A new fascinating article published in the journal Appetite takes a look at how a certain unusual item just might help you lose weight. The item? Tetris. We found this so fascinating that we’ve invited dietician Todd Meister for an exclusive interview to discuss the Tetris diet phenomena. Is it true? Can it be validated? Let’s find out.
Gowanus Lounge: Welcome Todd. Thanks for being with us today.
Todd Meister: My pleasure. I’m always happy to discuss health issues and to help New York to slim down.
GL: Ok, so let’s get right to the meat of it. Can you tell us the basis of what the health study had to say?
Meister: First of all, keep in mind that there are many, many studies published each year about various fad diets and various ways to stay fit. With that context, the study shows that cravings have a large visual component to them. And if you’re doing something very visual, it’s hard to think of something else visual. So, a game like Tetris, which is so visual, will help to distract people from their cravings.

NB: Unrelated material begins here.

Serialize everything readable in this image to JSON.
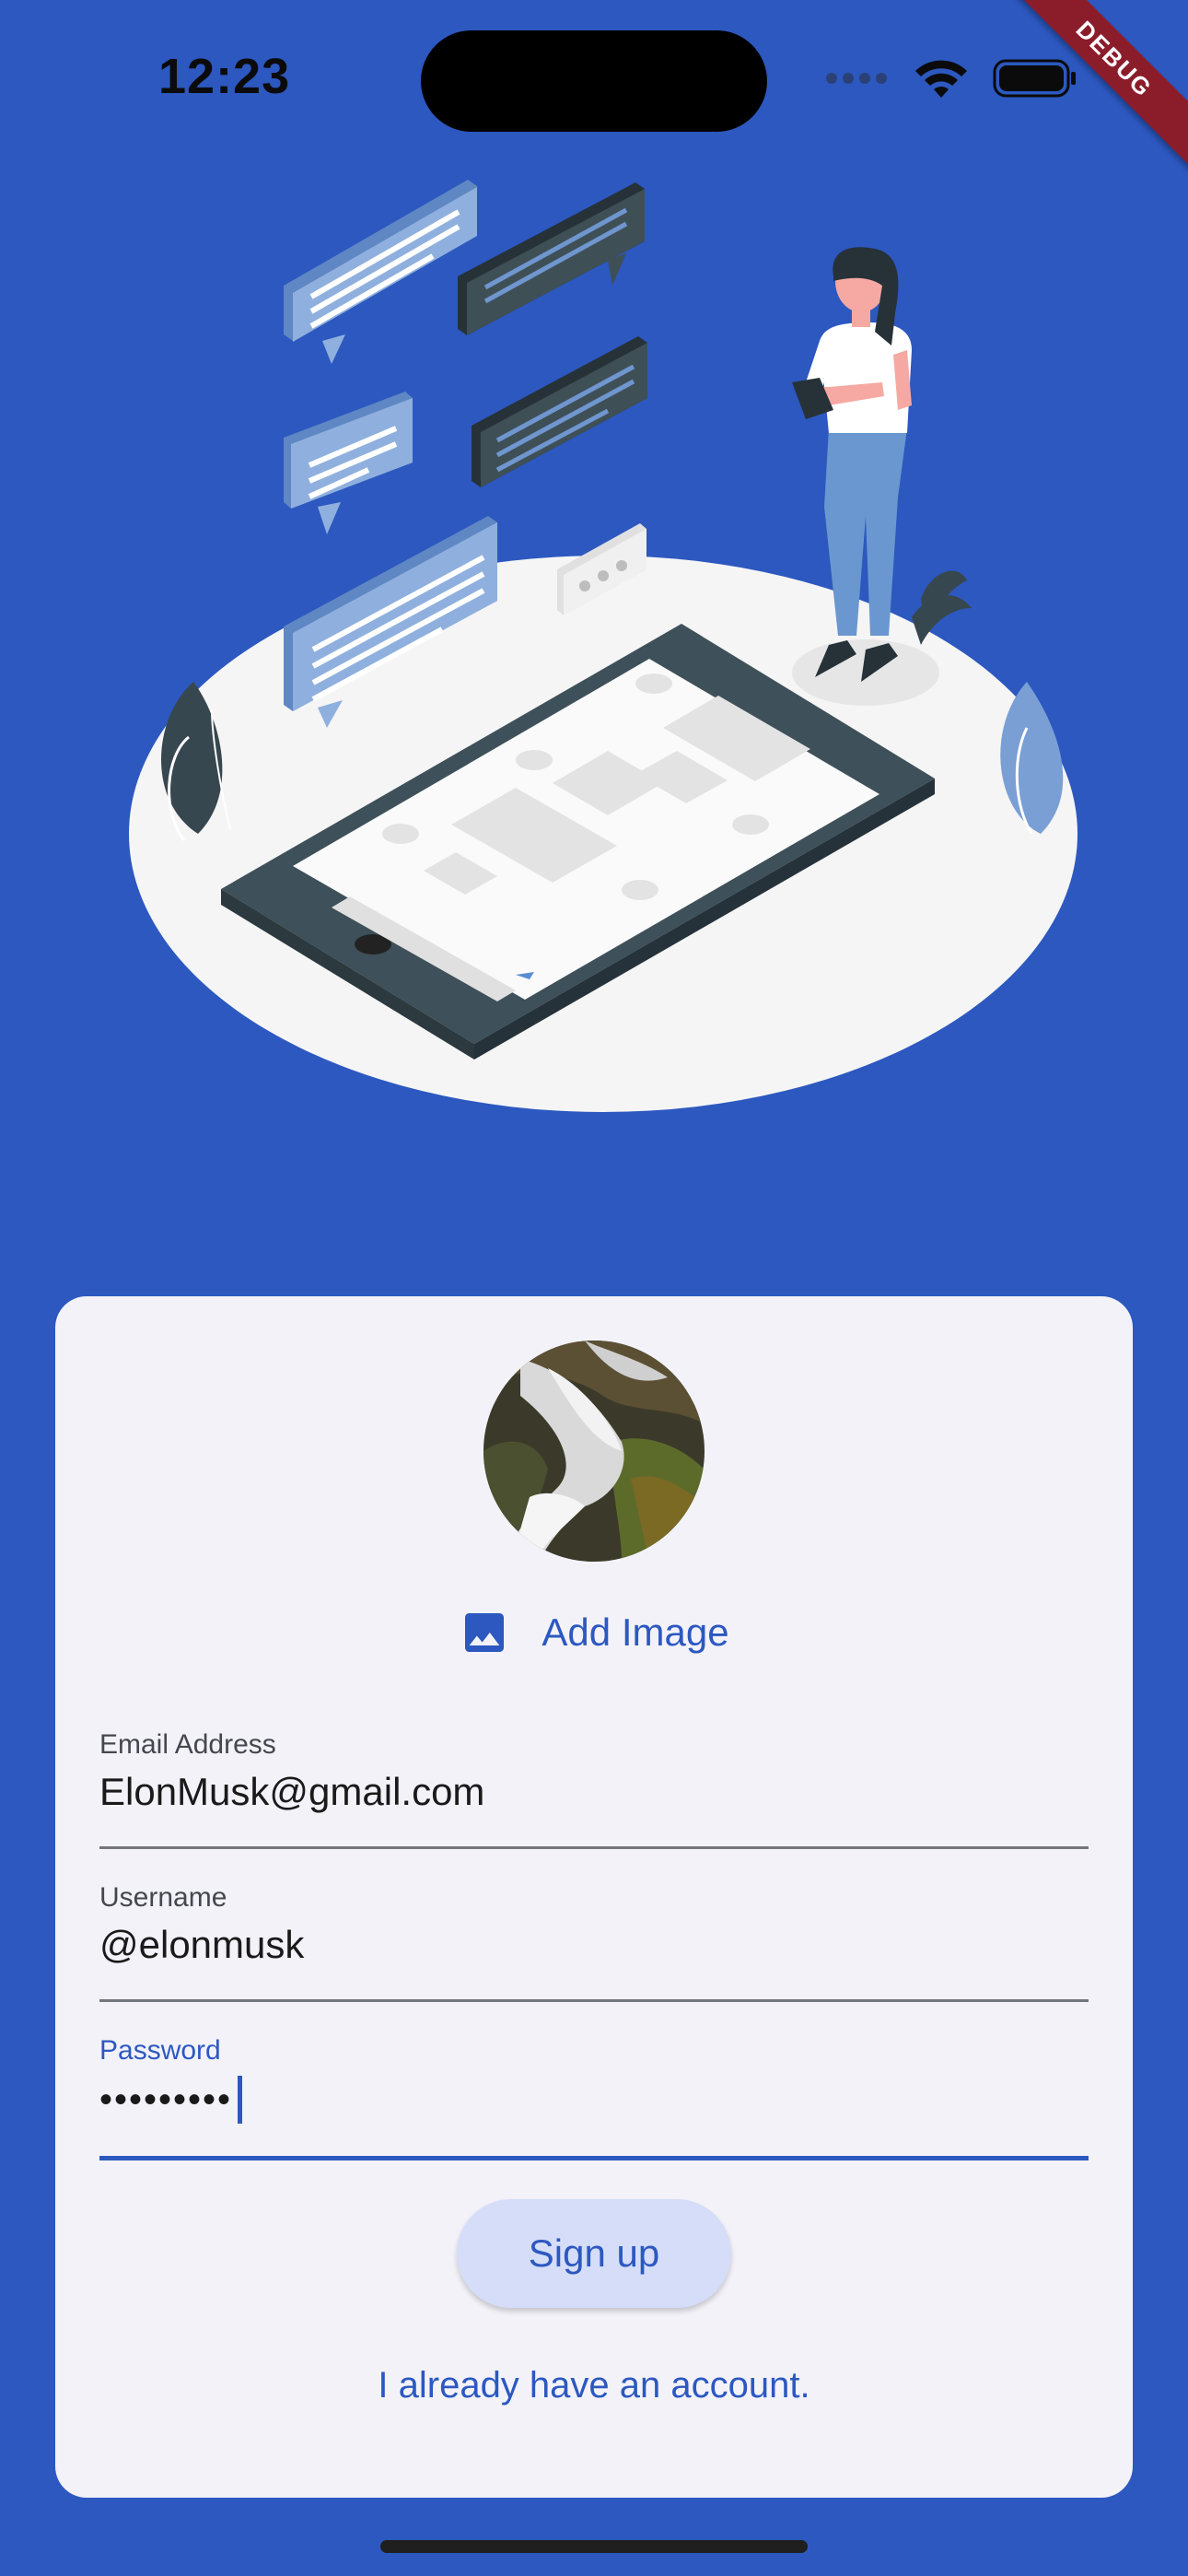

GL: Hmmm….Do you buy it?
Meister: Here’s the problem. Yes, Tetris can distract you and keep you from visualizing your craving, but how much Tetris are you going to play in a given day? Will it distract your cravings for 10 minutes, but then in 10 minutes you’ll be back at the fridge. You can’t replace the visual imagery all day in this way.
GL: What would the authors of the study say about this point?
Meister: Well, Jackie Andrade, the study author from Plymouth University in England explained that most cravings don’t last for a long time. So, when you find yourself with a craving, you can reach for your Tetris game instead of your cigarette, French fries, coke or drugs and that a quick game of Tetris should make the craving tolerable until it ends.
GL: Interesting. Was this a large study?
Todd Meister: They actually looked at 100 men who were between the ages of 18 and 30. They let one set of men play Tetris while the other had to wait for a computer program to load. They found that cravings in the set of Tetris players were immediately reduced by 24%. It’s an interesting idea, but quite a small study. The idea would have to be examined on a much larger scale to take much from it. But, hey, a few games of Tetris never hurt anyone. So if you find yourself with a craving, it’s worth a try.
GL: Fascinating. Thanks so much for joining us today. Anyone up for a game of Tetris?